▶ **GIVEN INFORMATION**:
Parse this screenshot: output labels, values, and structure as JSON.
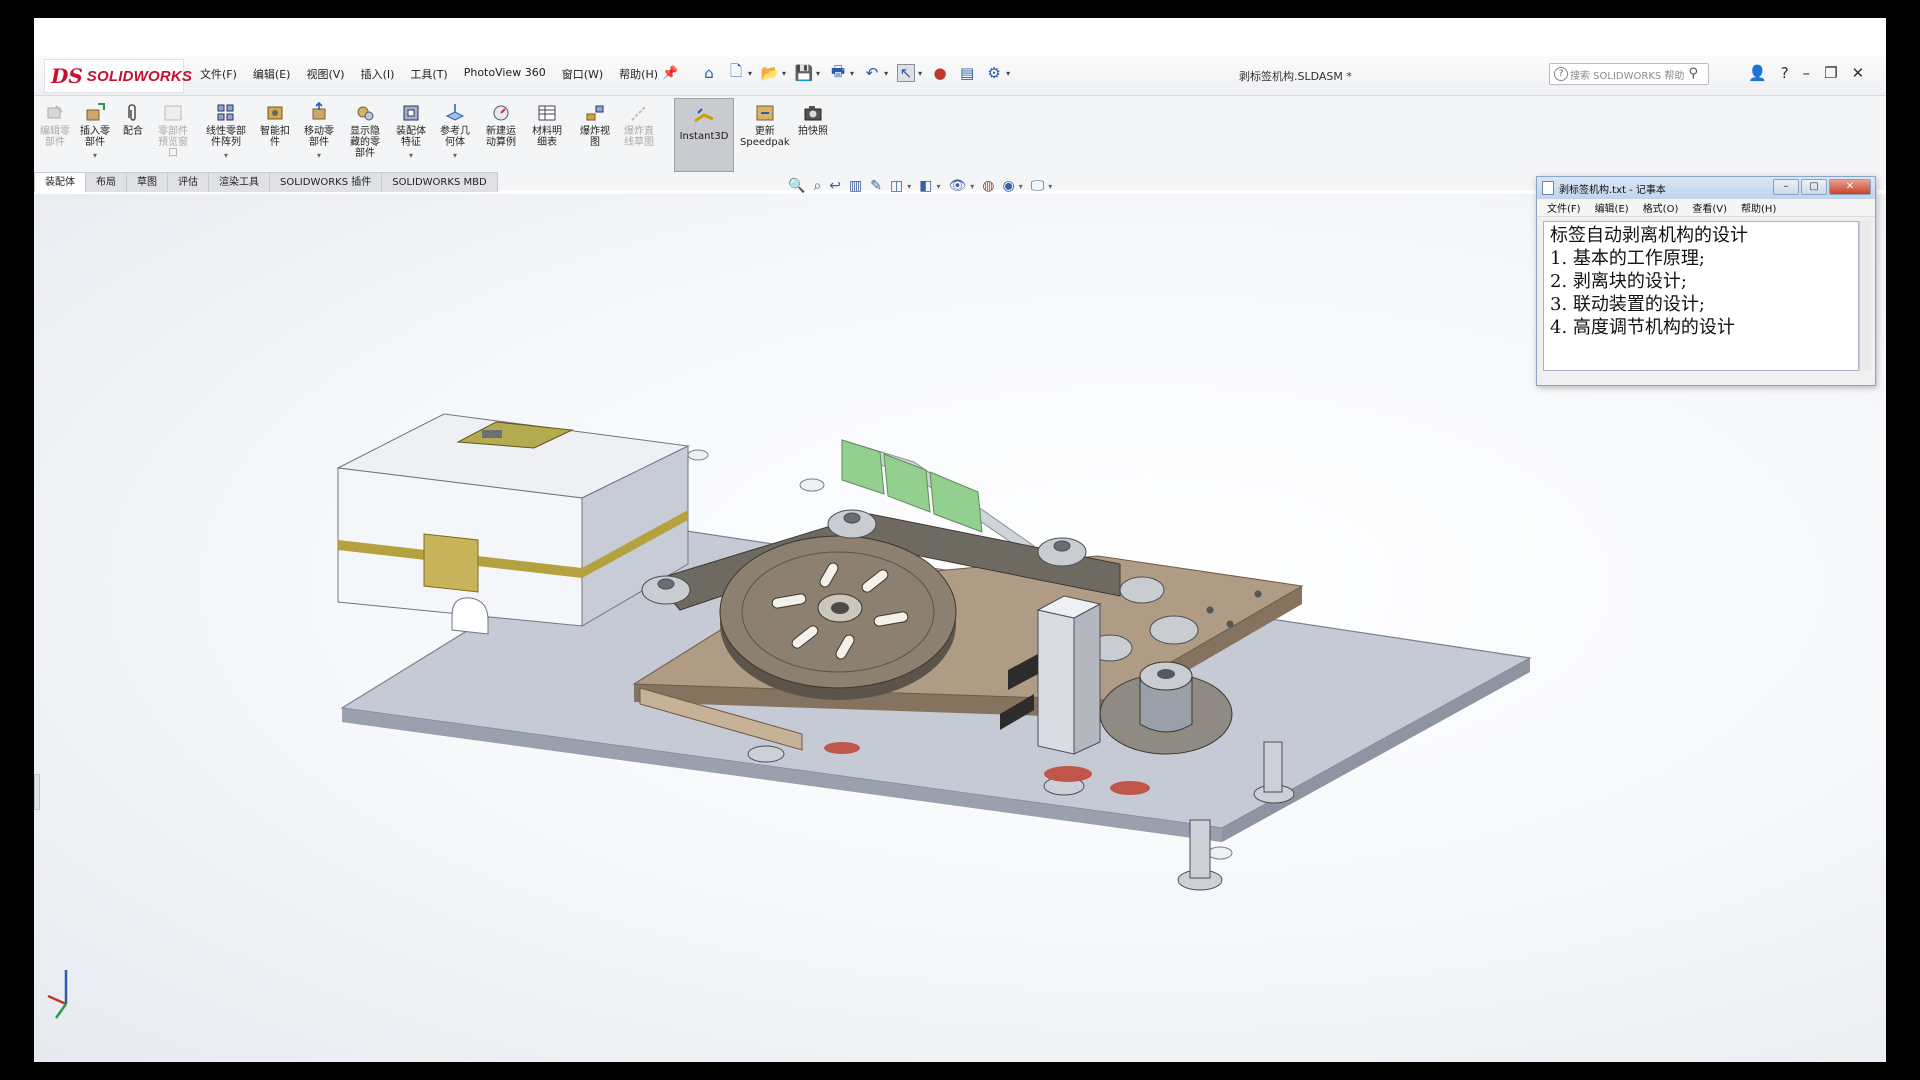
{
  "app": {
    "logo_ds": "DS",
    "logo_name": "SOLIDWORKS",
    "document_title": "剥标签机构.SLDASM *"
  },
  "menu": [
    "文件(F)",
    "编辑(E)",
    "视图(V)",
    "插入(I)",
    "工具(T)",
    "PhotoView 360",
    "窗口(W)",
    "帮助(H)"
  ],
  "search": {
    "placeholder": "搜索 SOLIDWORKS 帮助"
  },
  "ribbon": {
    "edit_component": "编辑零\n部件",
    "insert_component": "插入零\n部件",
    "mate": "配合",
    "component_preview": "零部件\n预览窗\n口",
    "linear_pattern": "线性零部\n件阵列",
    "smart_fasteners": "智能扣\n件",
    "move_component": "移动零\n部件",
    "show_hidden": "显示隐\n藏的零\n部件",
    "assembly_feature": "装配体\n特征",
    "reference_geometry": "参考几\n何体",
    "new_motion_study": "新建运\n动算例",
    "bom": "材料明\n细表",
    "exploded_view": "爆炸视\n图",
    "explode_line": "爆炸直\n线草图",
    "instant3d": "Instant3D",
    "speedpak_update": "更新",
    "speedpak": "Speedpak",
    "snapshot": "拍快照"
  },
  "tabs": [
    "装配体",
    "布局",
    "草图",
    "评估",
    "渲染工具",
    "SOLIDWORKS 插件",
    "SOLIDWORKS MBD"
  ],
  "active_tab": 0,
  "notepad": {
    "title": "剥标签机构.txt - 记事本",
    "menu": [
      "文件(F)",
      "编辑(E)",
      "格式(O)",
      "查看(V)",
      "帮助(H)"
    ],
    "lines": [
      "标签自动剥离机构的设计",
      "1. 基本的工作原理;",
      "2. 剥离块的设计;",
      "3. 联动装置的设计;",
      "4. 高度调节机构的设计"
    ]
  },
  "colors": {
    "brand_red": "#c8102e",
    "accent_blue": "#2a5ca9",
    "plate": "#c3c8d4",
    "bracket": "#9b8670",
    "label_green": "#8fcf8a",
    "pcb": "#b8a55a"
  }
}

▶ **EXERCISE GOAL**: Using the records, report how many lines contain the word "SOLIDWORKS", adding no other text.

▶ **ANSWER BOX**: 4